In domestic sewage, organic pollutants generally dominate. An example of domestic sewage is one containing 200 grams solid per cubic meter with organics making up 60% by weight of the solids.
Sludge dewatered by pressing may contain about 10 to 15% solids and by centrifuging about 15 to 20% by weight of solids, the solids containing anywhere from about 50 to 80% by weight of organics. Digested sludges after decantation may have a solids content of about 8% with 50 to 60% of the solids as organics.
Sludges treated in accordance with the invention may range in solids content from about 0.5% by weight upwards to 4% for crude sludges or to as high as 5 or 6% for thickened sludges or even as high as 10 to 20% for dewatered sludges. Most sewage sludges as well as industrial effuents are more or less opaque to the eye, even with solids contents of 0.5% or lower, the sludges or effluents being quite dark or black and having a disgusting smell due to dissolved odor-producing substances.
The invention is particularly applicable to the treatment of crude or thickened sludges in which the odor removal is carried out while taking advantage of the flocculation propensity of the solution at a pH above 5.5, for example, at about 6 to 6.5.

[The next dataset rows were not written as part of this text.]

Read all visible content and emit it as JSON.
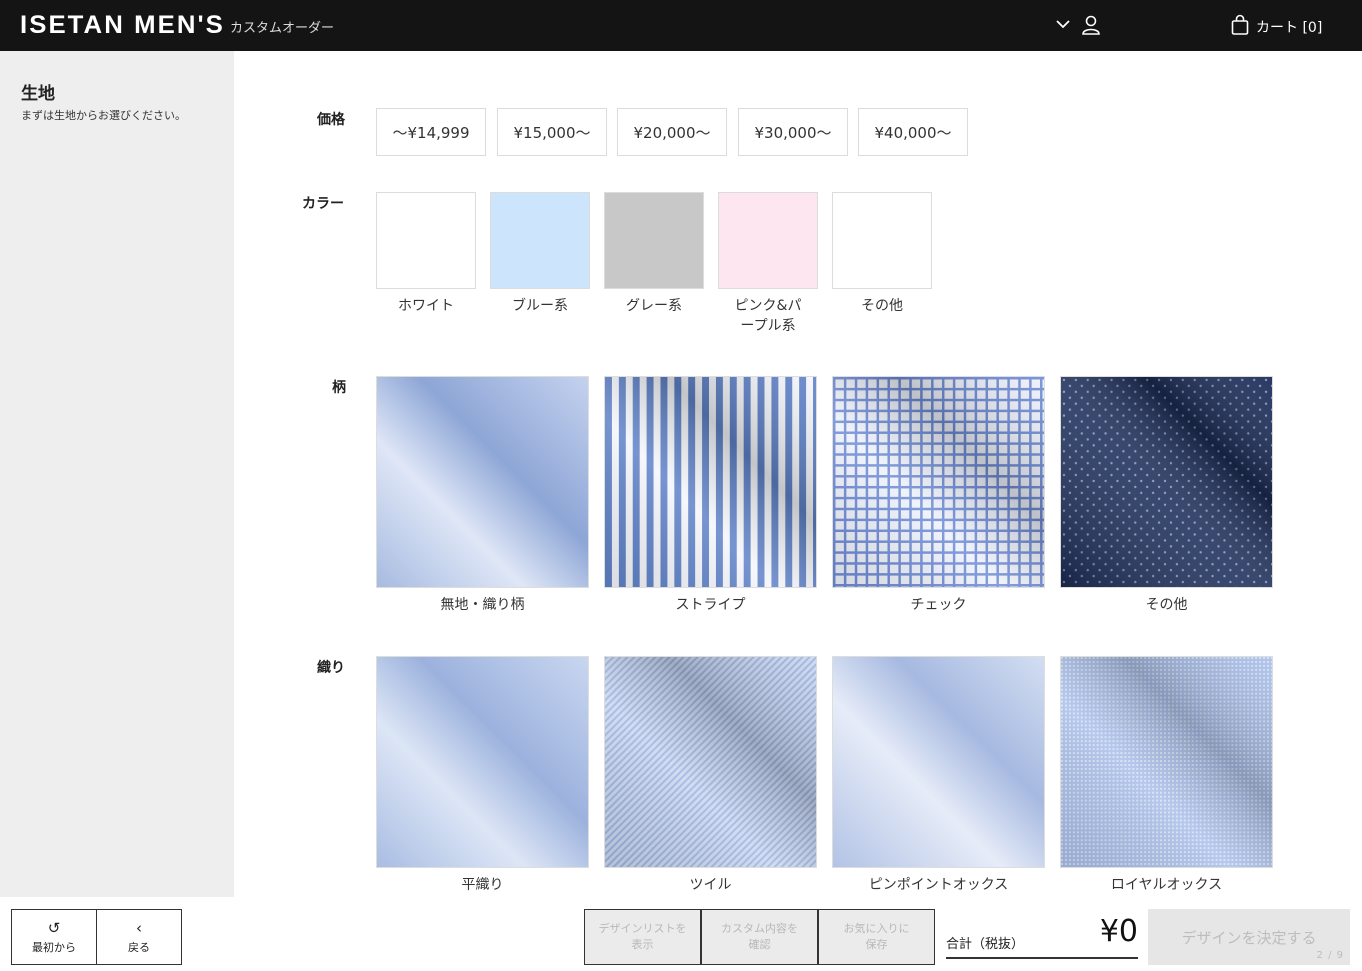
{
  "header": {
    "brand": "ISETAN MEN'S",
    "subtitle": "カスタムオーダー",
    "cart_label": "カート [0]"
  },
  "sidebar": {
    "title": "生地",
    "description": "まずは生地からお選びください。"
  },
  "sections": {
    "price_label": "価格",
    "color_label": "カラー",
    "pattern_label": "柄",
    "weave_label": "織り"
  },
  "prices": [
    "〜¥14,999",
    "¥15,000〜",
    "¥20,000〜",
    "¥30,000〜",
    "¥40,000〜"
  ],
  "colors": [
    {
      "label": "ホワイト",
      "color": "#ffffff"
    },
    {
      "label": "ブルー系",
      "color": "#cce5fc"
    },
    {
      "label": "グレー系",
      "color": "#c8c8c8"
    },
    {
      "label": "ピンク&パ\nープル系",
      "color": "#fde6ef"
    },
    {
      "label": "その他",
      "color": "#ffffff"
    }
  ],
  "patterns": [
    "無地・織り柄",
    "ストライプ",
    "チェック",
    "その他"
  ],
  "weaves": [
    "平織り",
    "ツイル",
    "ピンポイントオックス",
    "ロイヤルオックス"
  ],
  "footer": {
    "restart_label": "最初から",
    "back_label": "戻る",
    "design_list_label": "デザインリストを\n表示",
    "confirm_label": "カスタム内容を\n確認",
    "favorite_label": "お気に入りに\n保存",
    "total_label": "合計（税抜）",
    "total_value": "¥0",
    "decide_label": "デザインを決定する",
    "step": "2 / 9"
  }
}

As will be evident from the foregoing examples, the composition of the odor-removing solution may vary over a relatively broad range. Thus, the solution may comprise by weight about 3 to 25% sulfuric acid, about 3 to 20% of an oxidizing agent from the group consisting of water soluble persulfates, nitrates, chlorates and permanganates of ammonia ion and alkali metals, e.g. sodium chlorate and ammonium nitrate, about 10 to 40% of an iron salt from the group including hydrates of ferrous sulfate and ferric chloride, and the balance at least about 40% water.
Although the present invention has been described in conjunction with preferred embodiments, it is to be understood that modifications and variations may be resorted to without departing from the spirit and scope of the invention as those skilled in the art will readily understand. Such modifications and variations are considered to be within the purview and scope of the invention and the appended claims.